PROBLEM REQUIREMENTS: Look through the entries that follow and return each line that has the string "DumpStack".

EXERCISE INPUT:
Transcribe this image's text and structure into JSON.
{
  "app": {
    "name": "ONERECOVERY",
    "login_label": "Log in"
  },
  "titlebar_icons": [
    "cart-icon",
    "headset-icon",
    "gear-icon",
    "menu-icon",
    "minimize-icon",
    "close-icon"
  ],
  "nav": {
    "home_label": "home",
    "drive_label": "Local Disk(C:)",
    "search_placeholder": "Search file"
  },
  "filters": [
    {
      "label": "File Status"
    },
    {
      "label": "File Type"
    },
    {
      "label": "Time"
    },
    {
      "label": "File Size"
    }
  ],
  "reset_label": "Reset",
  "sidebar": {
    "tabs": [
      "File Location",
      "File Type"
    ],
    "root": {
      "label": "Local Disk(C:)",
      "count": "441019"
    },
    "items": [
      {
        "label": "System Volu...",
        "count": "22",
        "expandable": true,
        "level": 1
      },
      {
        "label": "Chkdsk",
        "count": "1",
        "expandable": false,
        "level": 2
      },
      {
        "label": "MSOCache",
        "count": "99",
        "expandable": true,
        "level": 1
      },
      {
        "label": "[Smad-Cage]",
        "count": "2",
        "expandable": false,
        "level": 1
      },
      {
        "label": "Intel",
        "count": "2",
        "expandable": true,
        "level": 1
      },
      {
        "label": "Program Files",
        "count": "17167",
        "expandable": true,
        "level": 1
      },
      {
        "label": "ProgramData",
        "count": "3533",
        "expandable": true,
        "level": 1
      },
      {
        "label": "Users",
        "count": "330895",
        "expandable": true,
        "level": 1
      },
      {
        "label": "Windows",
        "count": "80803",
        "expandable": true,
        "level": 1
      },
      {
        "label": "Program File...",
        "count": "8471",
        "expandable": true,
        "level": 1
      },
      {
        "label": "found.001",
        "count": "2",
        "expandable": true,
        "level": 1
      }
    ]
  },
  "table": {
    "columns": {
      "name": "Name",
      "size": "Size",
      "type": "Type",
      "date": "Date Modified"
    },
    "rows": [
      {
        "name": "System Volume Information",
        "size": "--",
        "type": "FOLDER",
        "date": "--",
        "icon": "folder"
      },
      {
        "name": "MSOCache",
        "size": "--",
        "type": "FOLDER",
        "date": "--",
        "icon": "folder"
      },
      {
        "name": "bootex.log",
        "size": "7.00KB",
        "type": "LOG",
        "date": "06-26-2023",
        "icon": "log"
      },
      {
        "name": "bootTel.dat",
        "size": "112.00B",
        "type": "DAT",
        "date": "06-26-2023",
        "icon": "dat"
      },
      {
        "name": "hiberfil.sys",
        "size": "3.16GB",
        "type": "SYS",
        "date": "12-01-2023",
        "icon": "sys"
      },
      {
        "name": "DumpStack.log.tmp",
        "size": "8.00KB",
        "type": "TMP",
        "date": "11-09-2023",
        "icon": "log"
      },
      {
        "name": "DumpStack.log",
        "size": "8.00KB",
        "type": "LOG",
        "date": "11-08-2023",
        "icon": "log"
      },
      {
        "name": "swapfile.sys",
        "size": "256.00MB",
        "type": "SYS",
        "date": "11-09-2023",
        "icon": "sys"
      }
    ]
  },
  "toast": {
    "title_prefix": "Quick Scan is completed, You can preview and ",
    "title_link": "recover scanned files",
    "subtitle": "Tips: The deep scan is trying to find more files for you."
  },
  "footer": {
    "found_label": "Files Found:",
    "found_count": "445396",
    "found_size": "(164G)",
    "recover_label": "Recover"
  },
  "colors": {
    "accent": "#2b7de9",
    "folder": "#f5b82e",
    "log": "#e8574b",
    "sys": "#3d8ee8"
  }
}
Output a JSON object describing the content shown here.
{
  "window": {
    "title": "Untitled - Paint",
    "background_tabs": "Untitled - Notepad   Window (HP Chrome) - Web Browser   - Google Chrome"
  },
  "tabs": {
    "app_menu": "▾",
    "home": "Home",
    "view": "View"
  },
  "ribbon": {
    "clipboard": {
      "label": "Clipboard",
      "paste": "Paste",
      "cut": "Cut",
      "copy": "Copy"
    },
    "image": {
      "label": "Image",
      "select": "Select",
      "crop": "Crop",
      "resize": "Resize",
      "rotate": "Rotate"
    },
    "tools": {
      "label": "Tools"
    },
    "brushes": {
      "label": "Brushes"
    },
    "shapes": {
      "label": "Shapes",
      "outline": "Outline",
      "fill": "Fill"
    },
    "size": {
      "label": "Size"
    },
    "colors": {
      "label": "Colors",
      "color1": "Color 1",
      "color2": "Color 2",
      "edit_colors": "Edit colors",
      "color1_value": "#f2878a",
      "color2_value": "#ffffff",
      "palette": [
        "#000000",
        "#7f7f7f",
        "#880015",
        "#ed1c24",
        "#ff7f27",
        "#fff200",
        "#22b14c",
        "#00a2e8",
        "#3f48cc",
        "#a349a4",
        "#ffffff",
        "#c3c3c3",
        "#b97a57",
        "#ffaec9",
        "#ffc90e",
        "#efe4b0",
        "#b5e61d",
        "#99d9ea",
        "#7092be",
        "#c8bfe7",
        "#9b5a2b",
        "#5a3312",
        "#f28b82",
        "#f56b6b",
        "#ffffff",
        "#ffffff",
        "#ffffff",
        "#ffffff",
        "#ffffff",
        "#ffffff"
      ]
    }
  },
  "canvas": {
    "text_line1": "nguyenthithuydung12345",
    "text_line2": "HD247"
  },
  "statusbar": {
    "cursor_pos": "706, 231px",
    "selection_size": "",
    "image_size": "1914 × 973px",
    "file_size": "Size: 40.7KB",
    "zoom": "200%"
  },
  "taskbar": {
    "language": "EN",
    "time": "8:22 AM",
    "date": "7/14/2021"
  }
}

RESPONSE BELOW:
        "name": "DumpStack.log.tmp",
        "name": "DumpStack.log",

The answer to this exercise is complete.